One of the primary concerns that people in Pittsburgh have regarding estate planning is that as settlors age, the effects of advancing can often hinder the judgment (and thus open them up to being influenced by potential looking to maximize their interests in their estates). This makes it vitally important that people in such a position have representatives who can help them make decisions regarding the management of their assets. However, even some of those tasked with doing so may not be above scrutiny.

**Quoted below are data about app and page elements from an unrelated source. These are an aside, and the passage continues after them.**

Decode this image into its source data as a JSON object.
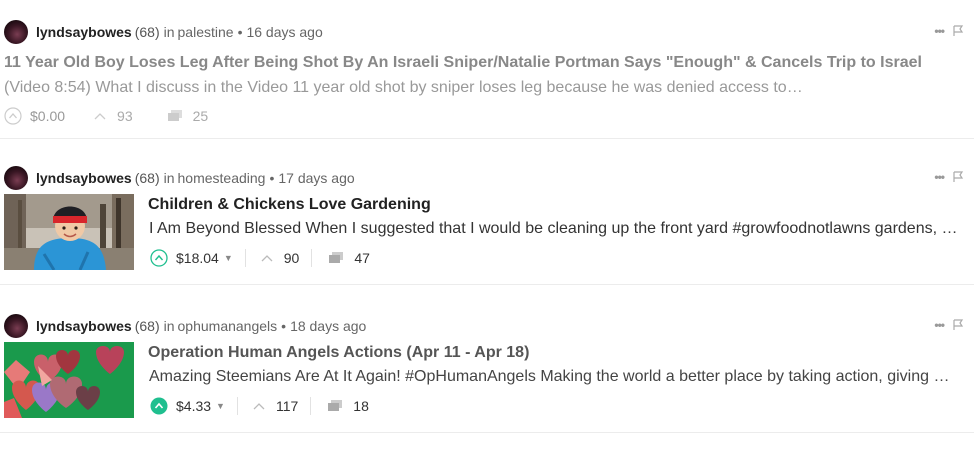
{
  "posts": [
    {
      "author": "lyndsaybowes",
      "reputation": "(68)",
      "in_label": "in",
      "community": "palestine",
      "separator": "•",
      "age": "16 days ago",
      "title": "11 Year Old Boy Loses Leg After Being Shot By An Israeli Sniper/Natalie Portman Says \"Enough\" & Cancels Trip to Israel",
      "summary": "(Video 8:54) What I discuss in the Video 11 year old shot by sniper loses leg because he was denied access to…",
      "payout": "$0.00",
      "votes": "93",
      "comments": "25",
      "more_icon": "ellipsis-icon",
      "flag_icon": "flag-icon"
    },
    {
      "author": "lyndsaybowes",
      "reputation": "(68)",
      "in_label": "in",
      "community": "homesteading",
      "separator": "•",
      "age": "17 days ago",
      "title": "Children & Chickens Love Gardening",
      "summary": "I Am Beyond Blessed When I suggested that I would be cleaning up the front yard #growfoodnotlawns gardens, …",
      "payout": "$18.04",
      "votes": "90",
      "comments": "47",
      "thumbnail": "child-in-blue-jacket-photo"
    },
    {
      "author": "lyndsaybowes",
      "reputation": "(68)",
      "in_label": "in",
      "community": "ophumanangels",
      "separator": "•",
      "age": "18 days ago",
      "title": "Operation Human Angels Actions (Apr 11 - Apr 18)",
      "summary": "Amazing Steemians Are At It Again! #OpHumanAngels Making the world a better place by taking action, giving …",
      "payout": "$4.33",
      "votes": "117",
      "comments": "18",
      "thumbnail": "paper-hearts-photo"
    }
  ],
  "colors": {
    "upvote_active": "#1fbf8f",
    "text_dark": "#222222",
    "text_muted": "#999999"
  }
}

One need only look at the case of a half-brother of the late singing icon Prince to see this. The man inherited a portion of the late singer’s estate after Prince died in 2016. Legal battles have since ensued that have delayed the man receiving his stake in the estate. However, last year the man reportedly sold 90% of his expected inheritance to a music and talent management company. He died later that same day. His will then showed that he left the remainder of his estate to an entertainment consultant from California (who his family says he barely knew and had only entered into his life after news of his inheritance broke). The family has disputed the validity of the will, saying that not only did the consultant prompt the man to change his will, but that the lawyer who filed the will also presided over the sale of his inheritance stake.
In cases such as this (where enough suspicion exists to question the terms of a will), those who worry that their loved ones were manipulated before their deaths may be justified in raising the alarm. Doing so through a will contest may be much easier if one has an experienced estate planning attorney on their side.